An update on UN climate negotiations in Poznan

We’ve reached the halfway point of this year’s UN climate negotiations in Poznan, which conclude this Friday. This conference’s discussions are supposed to lay the groundwork for a 2009 climate pact in Copenhagen, a deal which will take effect once the Kyoto Protocol expires in 2012. Environmentalists hope that the new Copenhagen deal will result in drastic reductions of greenhouse gas emissions from developed and some developing nations.

And now for some bad news: Some delegates in Poznan are now saying that due to recession and the change of US administration, it’s unlikely that the world will meet its 2009 deadline for a new climate treaty.

The 2009 deadline is meant to give countries enough time to ratify a new climate treaty before Kyoto expires in 2012. If that deadline isn’t met, the world could see Kyoto continue for another couple of years. Environmentalists already think Kyoto’s goals are way too soft—keeping its wishy-washy carbon emissions obligations in place could be catastrophic for a planet in peril.

But Yvo de Boer, the head of the UN Climate Change Secretariat who is running the show in Poznan, thinks that sticking to a 2009 deadline is not only possible—it’s imperative.

From Reuters:

Yvo de Boer, head of the UN Climate Change Secretariat, insisted that rich nations should agree in 2009 to cuts in emissions until 2020. But he also said any deal should be “ratifiable,” leaving much of the fine print for later.


De Boer said suggestions last week by a US think-tank, the Pew Center, that 2009 was too early for President-elect Barack Obama to sign up for formal targets in Copenhagen was “unhelpful and incorrect.”


“Countries launched a negotiation in Bali a year ago and agreed to complete it in a year’s time in Copenhagen,” he told Reuters. “To begin to wobble on that resolve halfway through that process is not helpful.”

In other news from Poznan, one area that’s been getting a lot of attention from UN delegates is deforestation, particularly in the tropics.

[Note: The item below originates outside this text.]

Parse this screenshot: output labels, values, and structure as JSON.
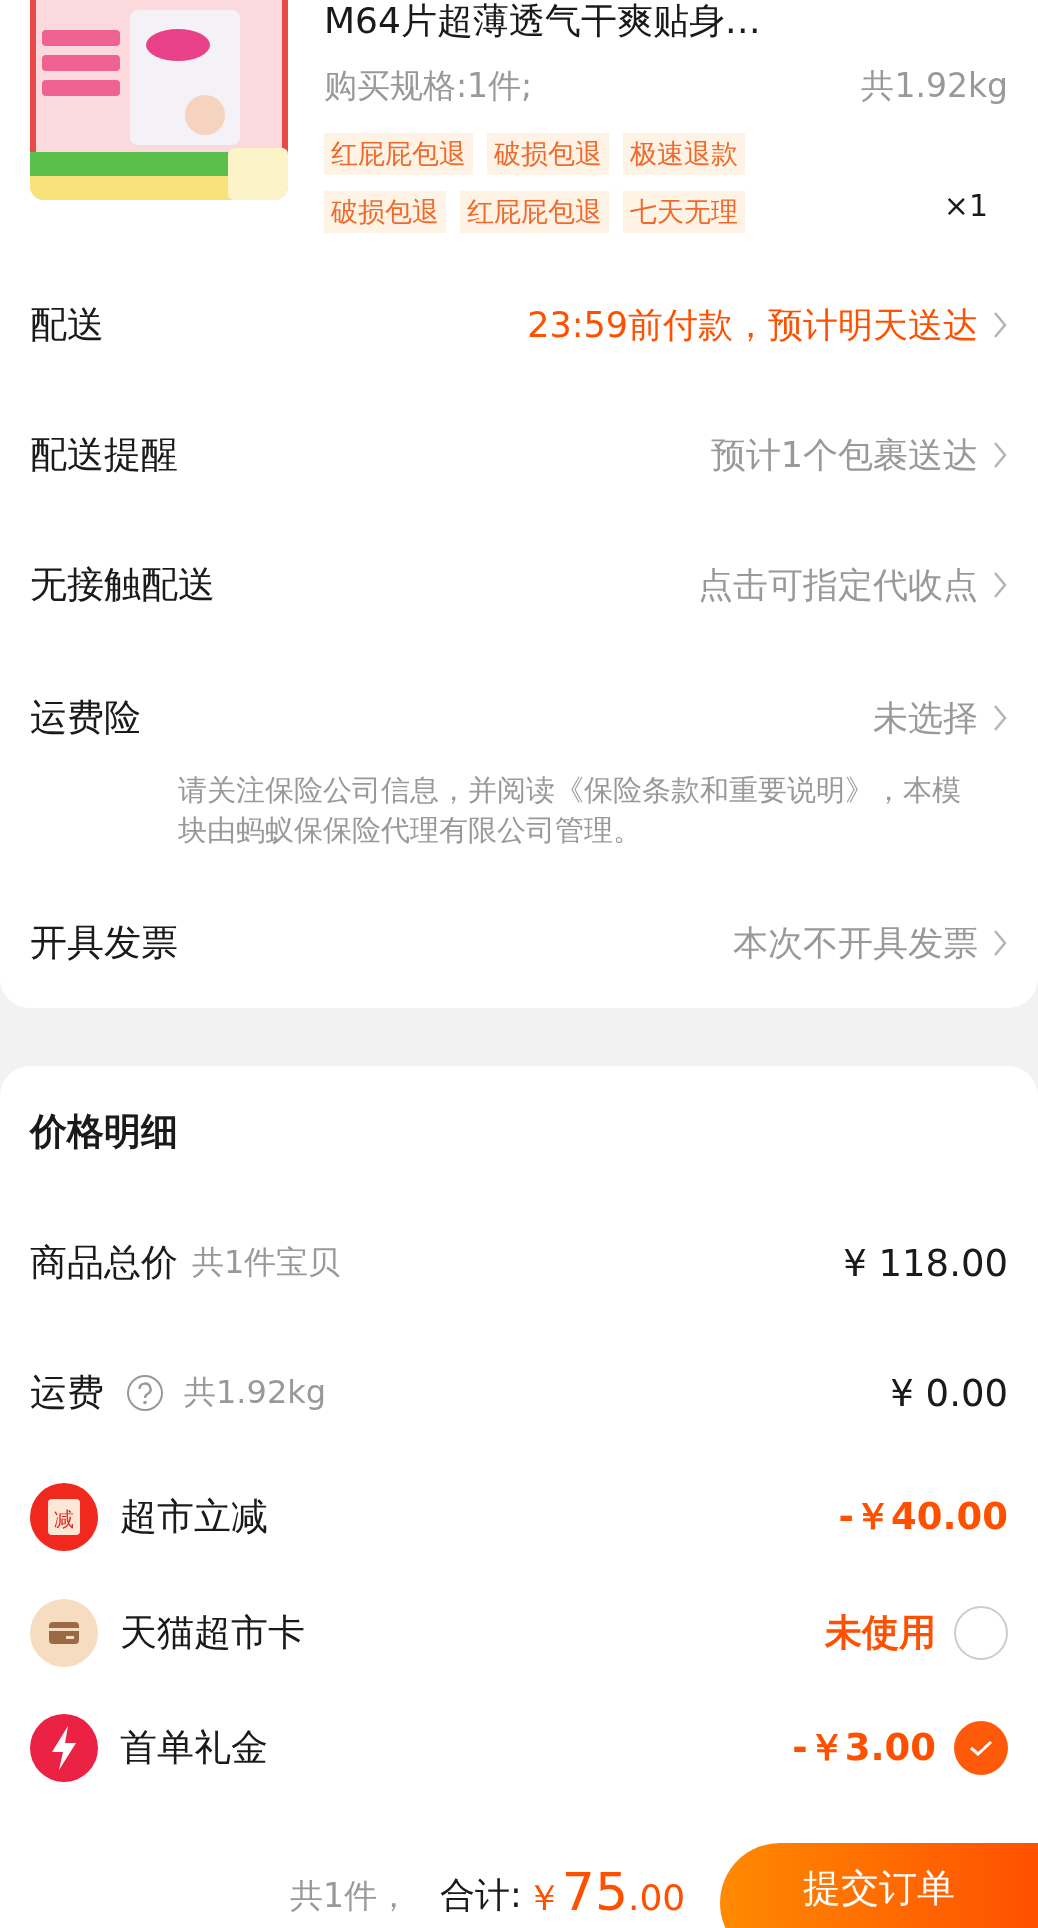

Brazil announced last week that it would reduce rainforest deforestation by 70 percent over the next decade to combat climate change, but would not accept carbon offset cash from developed nations to achieve this goal. Brazil reasoned that letting developed nations purchase their carbon offsets would deter those countries from actually reducing their own emissions—logic that definitely makes sense seeing how some developed nations (cough cough, US) have treated carbon reductions so far.

The concept of “forest offsetting”—letting countries and companies offset their own carbon emissions by investing in tropical forest conservation in developing nations—has seen a lot of discussion in Poznan. But Brazil’s forest offsetting refusal may stall talks of implementing this approach in other countries like Indonesia, Mexico, and India, meaning that other strategies to conserve forest in these areas may need to be taken.

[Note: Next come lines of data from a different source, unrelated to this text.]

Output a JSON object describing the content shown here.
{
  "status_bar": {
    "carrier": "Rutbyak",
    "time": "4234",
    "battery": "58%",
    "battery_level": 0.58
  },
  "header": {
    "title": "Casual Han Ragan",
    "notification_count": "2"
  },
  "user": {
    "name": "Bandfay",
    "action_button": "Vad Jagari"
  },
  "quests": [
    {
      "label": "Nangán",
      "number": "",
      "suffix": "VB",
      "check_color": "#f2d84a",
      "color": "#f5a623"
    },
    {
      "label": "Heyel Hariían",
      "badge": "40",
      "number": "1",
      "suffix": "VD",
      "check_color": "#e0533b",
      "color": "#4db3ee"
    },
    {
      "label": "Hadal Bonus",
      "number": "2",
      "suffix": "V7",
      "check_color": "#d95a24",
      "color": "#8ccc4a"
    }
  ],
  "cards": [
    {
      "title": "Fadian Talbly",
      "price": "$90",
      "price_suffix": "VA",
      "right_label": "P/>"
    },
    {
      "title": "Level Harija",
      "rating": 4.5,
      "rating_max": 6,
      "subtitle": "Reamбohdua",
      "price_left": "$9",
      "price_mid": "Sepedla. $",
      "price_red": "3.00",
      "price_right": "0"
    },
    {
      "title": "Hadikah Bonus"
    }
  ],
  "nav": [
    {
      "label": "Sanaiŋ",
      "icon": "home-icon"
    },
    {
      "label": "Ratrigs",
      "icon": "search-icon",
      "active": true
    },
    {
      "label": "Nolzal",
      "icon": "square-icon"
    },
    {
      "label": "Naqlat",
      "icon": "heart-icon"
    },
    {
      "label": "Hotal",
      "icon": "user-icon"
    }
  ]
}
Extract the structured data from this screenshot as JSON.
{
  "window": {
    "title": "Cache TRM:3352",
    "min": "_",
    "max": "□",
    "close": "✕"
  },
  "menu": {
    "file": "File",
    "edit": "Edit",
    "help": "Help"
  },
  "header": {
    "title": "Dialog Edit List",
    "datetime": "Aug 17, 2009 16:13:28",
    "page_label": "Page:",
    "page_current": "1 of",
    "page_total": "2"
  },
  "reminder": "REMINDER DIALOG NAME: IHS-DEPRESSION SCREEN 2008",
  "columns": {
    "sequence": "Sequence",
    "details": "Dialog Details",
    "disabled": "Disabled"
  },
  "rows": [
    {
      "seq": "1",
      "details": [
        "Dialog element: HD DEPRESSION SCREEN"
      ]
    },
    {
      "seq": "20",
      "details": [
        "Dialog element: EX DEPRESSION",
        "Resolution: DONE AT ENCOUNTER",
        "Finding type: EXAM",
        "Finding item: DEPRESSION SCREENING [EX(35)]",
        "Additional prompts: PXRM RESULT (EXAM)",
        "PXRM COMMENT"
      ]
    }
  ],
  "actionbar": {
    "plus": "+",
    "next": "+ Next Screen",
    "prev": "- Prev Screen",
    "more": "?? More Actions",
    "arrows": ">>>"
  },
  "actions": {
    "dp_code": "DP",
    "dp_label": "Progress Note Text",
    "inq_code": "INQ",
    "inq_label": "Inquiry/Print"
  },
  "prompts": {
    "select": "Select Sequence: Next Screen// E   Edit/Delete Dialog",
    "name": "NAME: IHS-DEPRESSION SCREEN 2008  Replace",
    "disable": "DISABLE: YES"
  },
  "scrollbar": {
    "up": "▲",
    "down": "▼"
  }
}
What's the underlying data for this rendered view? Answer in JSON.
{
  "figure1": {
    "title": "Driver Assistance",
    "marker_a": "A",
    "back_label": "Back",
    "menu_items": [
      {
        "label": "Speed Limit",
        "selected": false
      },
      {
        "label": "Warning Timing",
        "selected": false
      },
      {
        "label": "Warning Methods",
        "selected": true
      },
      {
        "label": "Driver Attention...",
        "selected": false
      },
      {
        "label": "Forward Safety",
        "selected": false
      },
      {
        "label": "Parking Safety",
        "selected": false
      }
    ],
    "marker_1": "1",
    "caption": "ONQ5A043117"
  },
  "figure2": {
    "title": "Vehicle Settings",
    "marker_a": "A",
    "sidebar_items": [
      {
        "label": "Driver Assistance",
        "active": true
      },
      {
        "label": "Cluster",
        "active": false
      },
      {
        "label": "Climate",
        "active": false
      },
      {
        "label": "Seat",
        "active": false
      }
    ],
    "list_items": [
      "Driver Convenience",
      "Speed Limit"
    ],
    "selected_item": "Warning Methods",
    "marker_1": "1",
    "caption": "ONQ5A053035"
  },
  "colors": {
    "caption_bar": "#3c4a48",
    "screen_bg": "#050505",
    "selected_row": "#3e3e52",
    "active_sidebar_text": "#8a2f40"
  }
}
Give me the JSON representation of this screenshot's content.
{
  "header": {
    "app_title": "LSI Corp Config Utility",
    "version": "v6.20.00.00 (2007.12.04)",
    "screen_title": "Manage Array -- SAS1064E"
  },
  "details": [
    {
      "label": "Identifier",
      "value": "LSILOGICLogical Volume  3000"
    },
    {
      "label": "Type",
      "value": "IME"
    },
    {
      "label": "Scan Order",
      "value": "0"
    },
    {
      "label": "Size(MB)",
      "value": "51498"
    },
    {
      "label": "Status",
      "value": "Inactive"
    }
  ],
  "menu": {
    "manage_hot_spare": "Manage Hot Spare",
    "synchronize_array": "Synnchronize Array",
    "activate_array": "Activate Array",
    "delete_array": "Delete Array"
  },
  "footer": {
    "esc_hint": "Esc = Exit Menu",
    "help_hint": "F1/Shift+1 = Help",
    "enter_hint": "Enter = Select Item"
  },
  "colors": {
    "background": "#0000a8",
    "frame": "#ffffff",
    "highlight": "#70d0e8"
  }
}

From Reuters:

Brazil supported instead a public funding approach, building for example on a $1 billion pledge from Norway this year to a new Amazon Fund, aimed at improving conservation and the enforcement of laws against deforestation.


A delegate from Equatorial New Guinea said the two approaches could be combined. “It should be open both for those who want to raise public money and for those who want to go to the (carbon) market. But it has to have a market aspect,” Deogracias Ikaka Nzamino told Reuters.

But however the job gets done, it’s clear that conservation plans need to be put in place ASAP: Cutting down trees accounts for 20 percent of the world’s greenhouse gas emissions, and the planet loses an area greater than the size of Greece every year to deforestation.

It’s too early to predict how the climate negotiations will shake out this week—there are still five days of talks so anything could happen. We’re hoping that UN delegates and world leaders can put aside their naysaying and penny-pinching to come up with a sturdy groundwork for implementing big carbon cuts in 2009.